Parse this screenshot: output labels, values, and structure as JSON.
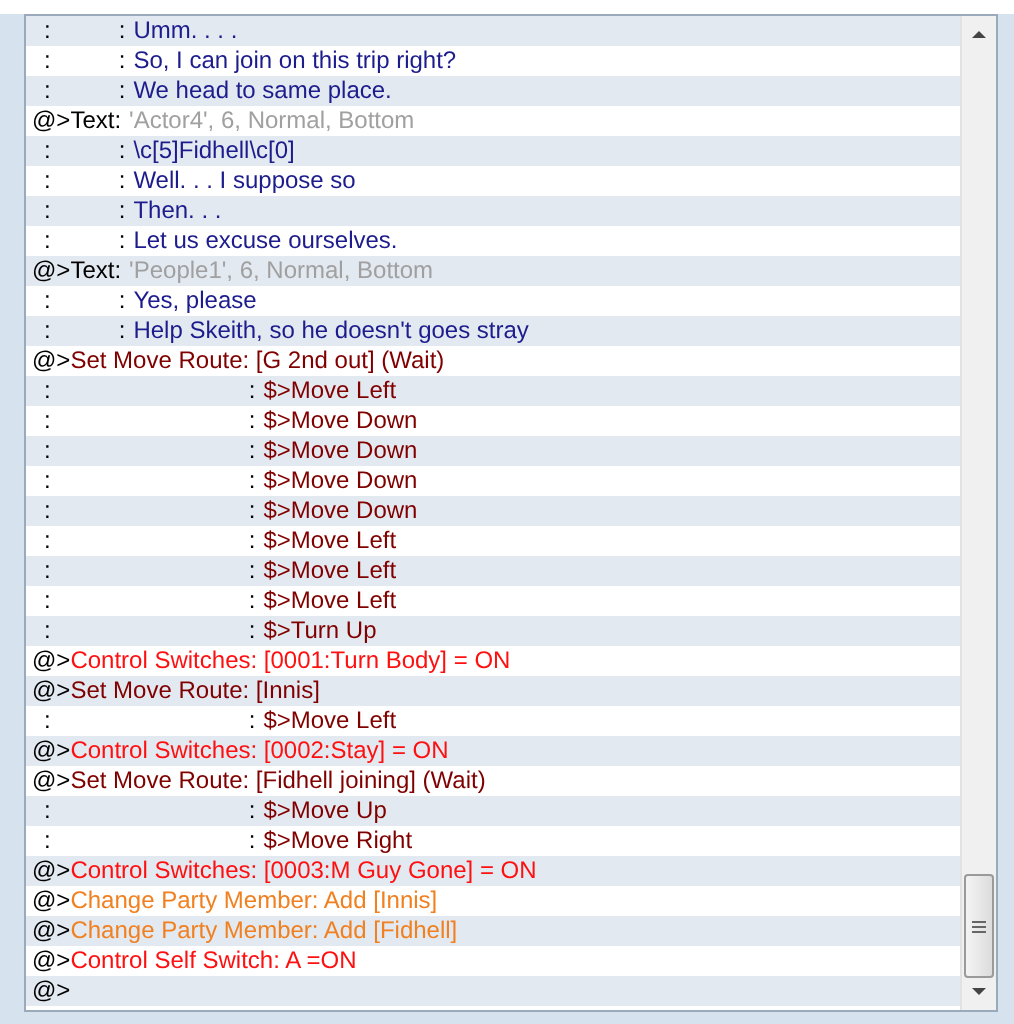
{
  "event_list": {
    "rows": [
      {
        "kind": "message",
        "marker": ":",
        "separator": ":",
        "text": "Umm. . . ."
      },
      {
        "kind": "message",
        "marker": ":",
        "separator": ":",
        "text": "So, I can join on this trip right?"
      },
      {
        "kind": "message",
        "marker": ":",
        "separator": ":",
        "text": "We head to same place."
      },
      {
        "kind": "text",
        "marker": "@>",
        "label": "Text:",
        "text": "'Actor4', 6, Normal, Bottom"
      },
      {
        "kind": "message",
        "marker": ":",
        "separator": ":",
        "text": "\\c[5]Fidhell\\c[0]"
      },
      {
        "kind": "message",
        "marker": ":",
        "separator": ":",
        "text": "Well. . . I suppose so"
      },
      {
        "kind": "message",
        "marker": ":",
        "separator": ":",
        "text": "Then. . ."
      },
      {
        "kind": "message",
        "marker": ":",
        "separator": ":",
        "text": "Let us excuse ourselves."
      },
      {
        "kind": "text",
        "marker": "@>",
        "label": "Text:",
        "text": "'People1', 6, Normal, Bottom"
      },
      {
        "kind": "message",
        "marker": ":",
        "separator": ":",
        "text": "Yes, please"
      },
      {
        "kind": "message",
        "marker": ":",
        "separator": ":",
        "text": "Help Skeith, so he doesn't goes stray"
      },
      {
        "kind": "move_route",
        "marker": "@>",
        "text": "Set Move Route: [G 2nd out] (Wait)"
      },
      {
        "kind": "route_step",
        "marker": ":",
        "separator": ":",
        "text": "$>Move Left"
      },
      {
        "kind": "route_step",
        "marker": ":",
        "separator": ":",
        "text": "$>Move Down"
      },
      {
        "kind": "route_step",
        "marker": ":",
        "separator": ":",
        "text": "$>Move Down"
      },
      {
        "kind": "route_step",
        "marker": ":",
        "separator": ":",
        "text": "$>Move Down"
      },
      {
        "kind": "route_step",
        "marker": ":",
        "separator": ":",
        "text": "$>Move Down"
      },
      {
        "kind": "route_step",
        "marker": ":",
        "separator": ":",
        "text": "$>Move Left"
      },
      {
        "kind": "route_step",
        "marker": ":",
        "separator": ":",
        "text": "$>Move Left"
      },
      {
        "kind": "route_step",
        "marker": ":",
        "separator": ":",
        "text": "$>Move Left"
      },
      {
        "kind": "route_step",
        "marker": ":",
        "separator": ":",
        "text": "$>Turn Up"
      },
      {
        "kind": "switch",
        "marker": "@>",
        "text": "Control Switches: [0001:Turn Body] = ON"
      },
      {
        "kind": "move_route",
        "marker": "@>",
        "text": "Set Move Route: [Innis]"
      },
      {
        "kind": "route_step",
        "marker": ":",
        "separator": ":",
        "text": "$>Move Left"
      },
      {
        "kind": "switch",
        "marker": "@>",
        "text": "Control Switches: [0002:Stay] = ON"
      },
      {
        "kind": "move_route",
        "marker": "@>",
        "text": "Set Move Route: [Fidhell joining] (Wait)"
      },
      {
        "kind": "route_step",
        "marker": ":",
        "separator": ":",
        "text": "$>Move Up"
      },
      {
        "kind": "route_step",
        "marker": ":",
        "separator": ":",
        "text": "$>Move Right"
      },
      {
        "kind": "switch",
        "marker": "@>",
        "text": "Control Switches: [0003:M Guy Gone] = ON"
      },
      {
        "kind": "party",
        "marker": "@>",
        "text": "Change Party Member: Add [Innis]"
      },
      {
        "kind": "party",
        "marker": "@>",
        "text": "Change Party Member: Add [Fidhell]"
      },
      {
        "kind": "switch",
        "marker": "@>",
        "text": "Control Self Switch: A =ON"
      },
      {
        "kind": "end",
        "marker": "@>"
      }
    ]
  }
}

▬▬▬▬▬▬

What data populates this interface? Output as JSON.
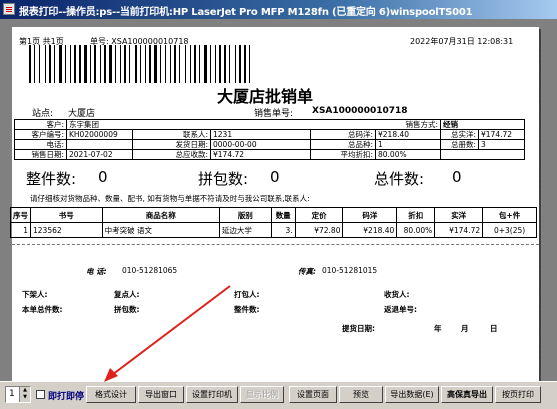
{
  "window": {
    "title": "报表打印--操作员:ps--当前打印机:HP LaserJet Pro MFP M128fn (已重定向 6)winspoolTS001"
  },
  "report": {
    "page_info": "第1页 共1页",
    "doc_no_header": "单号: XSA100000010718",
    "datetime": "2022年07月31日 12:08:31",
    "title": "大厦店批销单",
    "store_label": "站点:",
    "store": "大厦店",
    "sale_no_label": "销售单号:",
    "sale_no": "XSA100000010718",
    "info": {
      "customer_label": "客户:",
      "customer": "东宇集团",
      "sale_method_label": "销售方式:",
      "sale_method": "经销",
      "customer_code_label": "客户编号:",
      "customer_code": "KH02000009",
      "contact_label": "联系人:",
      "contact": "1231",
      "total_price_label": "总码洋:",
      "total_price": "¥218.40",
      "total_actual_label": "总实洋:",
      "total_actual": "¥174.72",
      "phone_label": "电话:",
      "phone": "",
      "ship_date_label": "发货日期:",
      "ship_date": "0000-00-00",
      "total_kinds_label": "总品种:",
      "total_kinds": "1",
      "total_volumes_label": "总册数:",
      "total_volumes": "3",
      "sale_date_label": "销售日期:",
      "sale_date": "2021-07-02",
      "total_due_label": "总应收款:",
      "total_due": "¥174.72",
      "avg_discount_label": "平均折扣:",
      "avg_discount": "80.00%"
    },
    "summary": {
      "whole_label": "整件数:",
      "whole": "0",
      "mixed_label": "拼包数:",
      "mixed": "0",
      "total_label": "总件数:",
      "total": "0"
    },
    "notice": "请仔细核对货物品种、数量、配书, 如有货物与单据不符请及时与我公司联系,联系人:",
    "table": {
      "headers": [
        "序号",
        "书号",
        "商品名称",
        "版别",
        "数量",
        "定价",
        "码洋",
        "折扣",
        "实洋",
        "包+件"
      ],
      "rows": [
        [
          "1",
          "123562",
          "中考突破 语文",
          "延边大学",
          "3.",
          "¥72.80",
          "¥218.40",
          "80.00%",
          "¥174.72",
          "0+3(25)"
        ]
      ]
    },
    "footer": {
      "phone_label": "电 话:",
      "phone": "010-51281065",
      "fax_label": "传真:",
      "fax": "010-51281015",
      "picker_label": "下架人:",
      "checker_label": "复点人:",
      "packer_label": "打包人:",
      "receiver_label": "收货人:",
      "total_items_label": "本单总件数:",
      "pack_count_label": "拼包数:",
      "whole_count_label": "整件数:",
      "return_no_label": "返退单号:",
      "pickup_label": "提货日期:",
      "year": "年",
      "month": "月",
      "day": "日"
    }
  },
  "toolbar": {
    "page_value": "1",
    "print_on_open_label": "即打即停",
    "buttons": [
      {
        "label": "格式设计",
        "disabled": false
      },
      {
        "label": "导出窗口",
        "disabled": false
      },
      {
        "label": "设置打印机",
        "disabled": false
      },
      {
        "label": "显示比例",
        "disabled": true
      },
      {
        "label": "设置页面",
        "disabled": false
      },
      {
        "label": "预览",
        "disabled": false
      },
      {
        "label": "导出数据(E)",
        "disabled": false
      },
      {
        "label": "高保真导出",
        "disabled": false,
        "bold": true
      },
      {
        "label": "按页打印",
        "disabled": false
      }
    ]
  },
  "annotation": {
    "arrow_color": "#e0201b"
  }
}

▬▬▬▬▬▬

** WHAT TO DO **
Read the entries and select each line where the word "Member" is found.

** RESPONSE FOR THIS EXERCISE **
        "text": "Change Party Member: Add [Innis]"
        "text": "Change Party Member: Add [Fidhell]"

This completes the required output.